The material is not new to me. I was a classics major in college, meaning that I studied the Latin and Greek languages as well as Greek and Roman history, literature, art, and culture. Still, it’s always fun to review and there is always the opportunity to learn something new or discover a different perspective.
Athenian democracy was truly a democracy as far as it went. All free males in Athens were expected to take part in the governance of the state. There were a variety of roles to fill and everyone took his turn. Of course, this represented only a small portion of the total population. Women were excluded as were slaves. And it was a slave-based society that allowed the free men to have their democracy.
Of course the democracy wasn’t seamless and there were times when tyranny or oligarchy ruled the day. Still, overall Athens had a strong track record of democracy until the Macedonians put an end to it.
This course was recorded in the aftermath of the 2016 presidential election and is heavily influenced by the result. Garland is no fan of the winner of that election. While the lecture series from the Great Courses are designed to be mostly evergreen, and the bulk of this course which focuses on the ancient world will be as well, it will be interesting to see how those parts referring to the election and its aftermath hold up after a couple of additional election cycles.
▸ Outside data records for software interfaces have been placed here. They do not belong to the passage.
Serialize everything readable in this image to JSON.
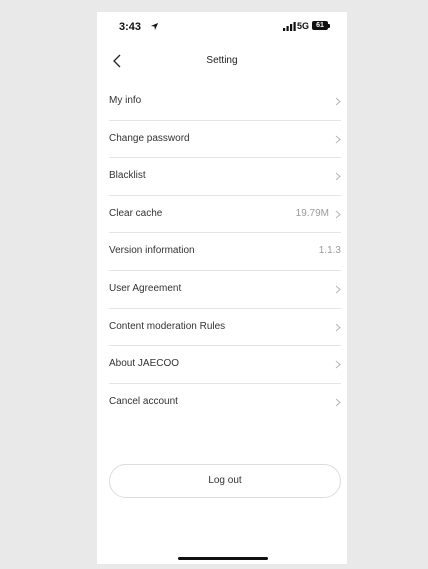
{
  "status_bar": {
    "time": "3:43",
    "network": "5G",
    "battery": "61"
  },
  "nav": {
    "title": "Setting"
  },
  "settings": {
    "items": [
      {
        "label": "My info",
        "value": "",
        "chevron": true
      },
      {
        "label": "Change password",
        "value": "",
        "chevron": true
      },
      {
        "label": "Blacklist",
        "value": "",
        "chevron": true
      },
      {
        "label": "Clear cache",
        "value": "19.79M",
        "chevron": true
      },
      {
        "label": "Version information",
        "value": "1.1.3",
        "chevron": false
      },
      {
        "label": "User Agreement",
        "value": "",
        "chevron": true
      },
      {
        "label": "Content moderation Rules",
        "value": "",
        "chevron": true
      },
      {
        "label": "About JAECOO",
        "value": "",
        "chevron": true
      },
      {
        "label": "Cancel account",
        "value": "",
        "chevron": true
      }
    ]
  },
  "logout": {
    "label": "Log out"
  },
  "icons": {
    "back": "chevron-left-icon",
    "chevron": "chevron-right-icon",
    "location": "location-arrow-icon",
    "signal": "signal-bars-icon",
    "battery": "battery-icon"
  },
  "colors": {
    "background": "#ffffff",
    "divider": "#e4e4e4",
    "text": "#333333",
    "muted": "#9a9a9a"
  }
}
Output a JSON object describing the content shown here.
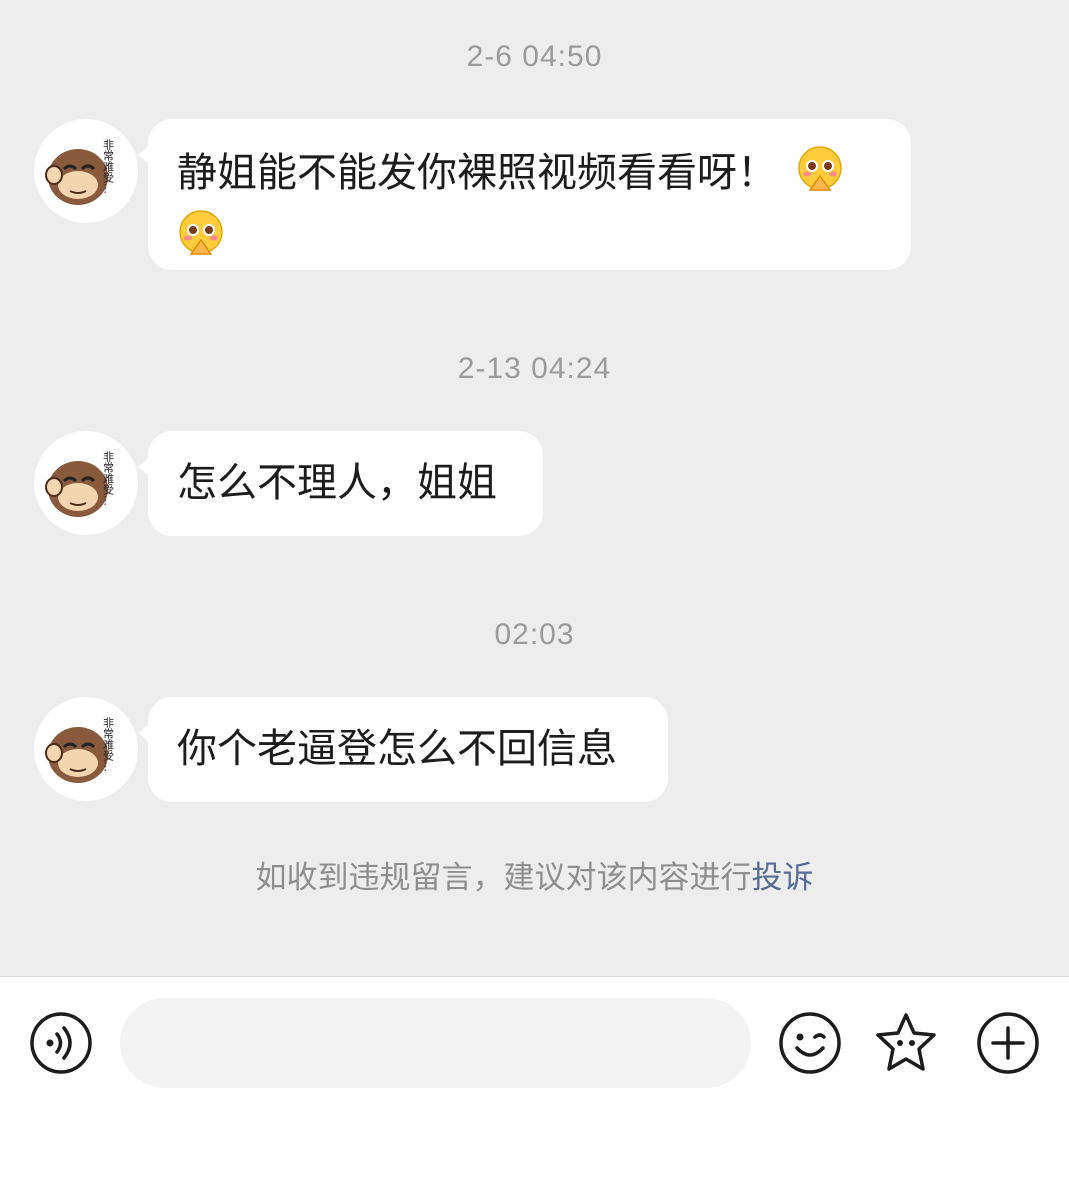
{
  "messages": [
    {
      "time": "2-6 04:50",
      "text_line1": "静姐能不能发你裸照视频看看呀！",
      "emoji": "pleading-face-icon"
    },
    {
      "time": "2-13 04:24",
      "text": "怎么不理人，姐姐"
    },
    {
      "time": "02:03",
      "text": "你个老逼登怎么不回信息"
    }
  ],
  "avatar_caption": "非常难受…",
  "notice": {
    "text": "如收到违规留言，建议对该内容进行",
    "link": "投诉"
  },
  "input_bar": {
    "voice_icon": "voice-icon",
    "placeholder": "",
    "emoji_icon": "smiley-face-icon",
    "sticker_icon": "star-sticker-icon",
    "plus_icon": "plus-circle-icon"
  },
  "colors": {
    "background": "#ededed",
    "bubble": "#ffffff",
    "link": "#576b95",
    "timestamp": "#9b9b9b"
  }
}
Nonetheless, if you are interested in the ancient world and its history and governance I can highly recommend this course.